Task requirements
Only the lines containing the string "title" are needed; copy all of them from the listing.

The data
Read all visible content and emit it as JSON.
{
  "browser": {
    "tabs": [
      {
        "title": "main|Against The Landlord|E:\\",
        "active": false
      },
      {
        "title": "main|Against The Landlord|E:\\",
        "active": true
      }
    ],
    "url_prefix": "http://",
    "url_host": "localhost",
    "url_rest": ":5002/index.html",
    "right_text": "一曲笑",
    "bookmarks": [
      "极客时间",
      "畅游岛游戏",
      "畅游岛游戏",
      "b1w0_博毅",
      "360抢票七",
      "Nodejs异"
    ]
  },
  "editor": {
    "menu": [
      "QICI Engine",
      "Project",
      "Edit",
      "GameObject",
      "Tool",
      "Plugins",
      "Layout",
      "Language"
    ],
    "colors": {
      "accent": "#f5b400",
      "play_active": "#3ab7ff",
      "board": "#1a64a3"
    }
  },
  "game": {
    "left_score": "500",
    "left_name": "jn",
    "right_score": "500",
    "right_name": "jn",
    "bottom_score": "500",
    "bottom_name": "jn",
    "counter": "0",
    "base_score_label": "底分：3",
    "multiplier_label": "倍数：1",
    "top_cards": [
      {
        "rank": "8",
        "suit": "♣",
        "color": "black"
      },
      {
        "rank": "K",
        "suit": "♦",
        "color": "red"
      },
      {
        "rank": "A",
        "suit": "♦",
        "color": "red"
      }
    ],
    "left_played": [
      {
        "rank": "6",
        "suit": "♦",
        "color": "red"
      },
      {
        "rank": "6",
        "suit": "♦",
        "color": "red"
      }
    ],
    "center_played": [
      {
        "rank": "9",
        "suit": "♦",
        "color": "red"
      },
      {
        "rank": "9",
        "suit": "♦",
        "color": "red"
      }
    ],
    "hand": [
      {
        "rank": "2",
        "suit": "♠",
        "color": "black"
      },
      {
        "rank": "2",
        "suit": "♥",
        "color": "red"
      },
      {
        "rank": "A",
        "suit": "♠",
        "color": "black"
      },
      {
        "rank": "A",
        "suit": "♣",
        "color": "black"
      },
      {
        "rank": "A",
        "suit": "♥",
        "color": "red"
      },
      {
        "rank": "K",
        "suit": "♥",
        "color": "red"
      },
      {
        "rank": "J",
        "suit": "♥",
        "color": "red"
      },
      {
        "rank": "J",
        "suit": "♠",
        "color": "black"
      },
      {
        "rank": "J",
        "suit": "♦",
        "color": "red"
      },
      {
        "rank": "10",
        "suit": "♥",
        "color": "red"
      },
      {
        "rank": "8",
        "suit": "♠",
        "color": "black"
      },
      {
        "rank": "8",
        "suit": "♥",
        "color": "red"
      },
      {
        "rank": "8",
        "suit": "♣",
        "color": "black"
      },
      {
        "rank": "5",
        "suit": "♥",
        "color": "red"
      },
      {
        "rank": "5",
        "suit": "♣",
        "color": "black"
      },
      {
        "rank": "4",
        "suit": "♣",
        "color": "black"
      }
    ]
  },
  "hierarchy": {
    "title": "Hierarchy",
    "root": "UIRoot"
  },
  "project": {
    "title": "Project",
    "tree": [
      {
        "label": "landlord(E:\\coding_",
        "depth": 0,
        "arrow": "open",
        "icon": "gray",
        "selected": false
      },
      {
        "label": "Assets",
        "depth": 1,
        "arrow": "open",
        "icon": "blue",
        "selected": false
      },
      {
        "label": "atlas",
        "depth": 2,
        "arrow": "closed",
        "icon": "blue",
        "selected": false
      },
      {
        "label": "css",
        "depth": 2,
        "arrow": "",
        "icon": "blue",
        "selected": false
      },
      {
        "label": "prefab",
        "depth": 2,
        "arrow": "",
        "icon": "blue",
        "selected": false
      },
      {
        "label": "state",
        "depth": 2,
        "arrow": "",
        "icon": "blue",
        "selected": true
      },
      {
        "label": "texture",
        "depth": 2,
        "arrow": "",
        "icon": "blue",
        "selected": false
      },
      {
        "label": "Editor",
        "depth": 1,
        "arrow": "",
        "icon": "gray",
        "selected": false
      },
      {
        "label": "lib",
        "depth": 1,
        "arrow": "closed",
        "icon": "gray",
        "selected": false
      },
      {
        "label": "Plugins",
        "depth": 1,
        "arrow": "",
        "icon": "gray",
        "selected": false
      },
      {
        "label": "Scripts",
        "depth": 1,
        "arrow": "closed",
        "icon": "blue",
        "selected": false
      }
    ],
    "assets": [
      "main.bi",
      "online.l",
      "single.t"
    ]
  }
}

Response to the task
        "title": "main|Against The Landlord|E:\\",
        "title": "main|Against The Landlord|E:\\",
    "title": "Hierarchy",
    "title": "Project",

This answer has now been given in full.